Work instruction:
Among the lines of the records below, copy those that hold the word "have".

== Given information ==

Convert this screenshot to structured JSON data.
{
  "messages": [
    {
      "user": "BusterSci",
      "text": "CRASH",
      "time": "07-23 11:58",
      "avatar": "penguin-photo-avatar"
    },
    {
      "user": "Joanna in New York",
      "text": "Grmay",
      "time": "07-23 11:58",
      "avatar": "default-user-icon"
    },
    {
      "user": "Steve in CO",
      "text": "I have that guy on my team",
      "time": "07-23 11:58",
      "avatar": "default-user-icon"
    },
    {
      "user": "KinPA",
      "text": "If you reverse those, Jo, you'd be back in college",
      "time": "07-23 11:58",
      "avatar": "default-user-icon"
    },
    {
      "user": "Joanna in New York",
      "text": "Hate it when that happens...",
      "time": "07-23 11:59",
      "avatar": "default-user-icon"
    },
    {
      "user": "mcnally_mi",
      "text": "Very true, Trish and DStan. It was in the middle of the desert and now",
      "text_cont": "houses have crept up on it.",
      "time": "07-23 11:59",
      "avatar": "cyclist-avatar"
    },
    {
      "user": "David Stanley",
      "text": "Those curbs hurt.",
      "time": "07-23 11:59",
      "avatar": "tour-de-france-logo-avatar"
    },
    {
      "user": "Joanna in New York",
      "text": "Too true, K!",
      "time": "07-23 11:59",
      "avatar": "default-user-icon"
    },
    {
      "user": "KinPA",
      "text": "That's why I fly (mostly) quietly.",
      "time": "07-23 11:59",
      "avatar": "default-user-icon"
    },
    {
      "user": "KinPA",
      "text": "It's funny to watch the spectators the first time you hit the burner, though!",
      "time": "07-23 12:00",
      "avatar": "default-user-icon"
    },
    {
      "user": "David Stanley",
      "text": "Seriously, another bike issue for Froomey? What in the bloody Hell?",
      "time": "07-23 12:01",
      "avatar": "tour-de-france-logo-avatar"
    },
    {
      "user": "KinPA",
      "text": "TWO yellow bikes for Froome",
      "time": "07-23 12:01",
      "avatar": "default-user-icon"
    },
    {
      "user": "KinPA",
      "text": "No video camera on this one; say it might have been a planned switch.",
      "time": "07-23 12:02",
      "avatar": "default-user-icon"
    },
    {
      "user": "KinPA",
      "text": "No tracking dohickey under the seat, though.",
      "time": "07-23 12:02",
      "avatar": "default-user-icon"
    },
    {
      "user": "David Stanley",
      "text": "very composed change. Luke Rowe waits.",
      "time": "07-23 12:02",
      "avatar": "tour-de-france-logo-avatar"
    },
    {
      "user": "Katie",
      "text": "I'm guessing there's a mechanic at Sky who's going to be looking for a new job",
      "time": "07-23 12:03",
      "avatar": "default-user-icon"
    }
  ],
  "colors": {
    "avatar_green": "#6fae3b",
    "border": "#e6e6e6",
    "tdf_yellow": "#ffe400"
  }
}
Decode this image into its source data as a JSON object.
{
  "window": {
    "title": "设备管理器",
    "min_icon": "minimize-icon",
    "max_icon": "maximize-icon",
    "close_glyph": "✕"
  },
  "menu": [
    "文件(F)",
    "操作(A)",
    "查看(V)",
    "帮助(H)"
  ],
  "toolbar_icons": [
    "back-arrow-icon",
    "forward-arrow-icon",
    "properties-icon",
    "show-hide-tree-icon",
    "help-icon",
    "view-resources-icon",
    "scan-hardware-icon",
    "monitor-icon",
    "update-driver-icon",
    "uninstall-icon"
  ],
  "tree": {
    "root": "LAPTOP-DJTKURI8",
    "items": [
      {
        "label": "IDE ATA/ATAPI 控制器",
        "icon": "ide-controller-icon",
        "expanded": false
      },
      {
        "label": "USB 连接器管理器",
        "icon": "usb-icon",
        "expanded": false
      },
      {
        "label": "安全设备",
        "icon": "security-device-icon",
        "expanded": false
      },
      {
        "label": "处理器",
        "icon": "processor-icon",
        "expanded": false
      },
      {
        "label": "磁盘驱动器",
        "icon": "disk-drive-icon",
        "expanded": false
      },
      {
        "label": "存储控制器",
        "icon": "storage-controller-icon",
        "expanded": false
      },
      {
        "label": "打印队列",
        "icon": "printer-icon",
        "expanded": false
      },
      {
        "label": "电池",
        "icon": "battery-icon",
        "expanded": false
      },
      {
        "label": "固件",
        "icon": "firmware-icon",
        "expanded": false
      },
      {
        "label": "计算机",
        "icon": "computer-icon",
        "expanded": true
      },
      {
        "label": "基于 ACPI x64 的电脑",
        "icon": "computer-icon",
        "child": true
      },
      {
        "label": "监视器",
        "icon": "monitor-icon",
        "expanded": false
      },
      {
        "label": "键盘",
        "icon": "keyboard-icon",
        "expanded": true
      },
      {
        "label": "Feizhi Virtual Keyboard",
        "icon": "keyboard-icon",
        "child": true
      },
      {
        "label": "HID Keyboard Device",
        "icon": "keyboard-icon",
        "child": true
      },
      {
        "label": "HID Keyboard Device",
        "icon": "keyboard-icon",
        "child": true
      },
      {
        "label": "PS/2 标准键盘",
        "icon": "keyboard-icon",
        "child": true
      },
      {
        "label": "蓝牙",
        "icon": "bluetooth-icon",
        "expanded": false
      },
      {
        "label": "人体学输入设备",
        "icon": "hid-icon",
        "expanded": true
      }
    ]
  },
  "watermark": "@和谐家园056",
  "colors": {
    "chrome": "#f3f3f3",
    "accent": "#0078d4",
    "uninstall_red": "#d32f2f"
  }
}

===

Result below:
      "text": "I have that guy on my team",
      "text_cont": "houses have crept up on it.",
      "text": "No video camera on this one; say it might have been a planned switch.",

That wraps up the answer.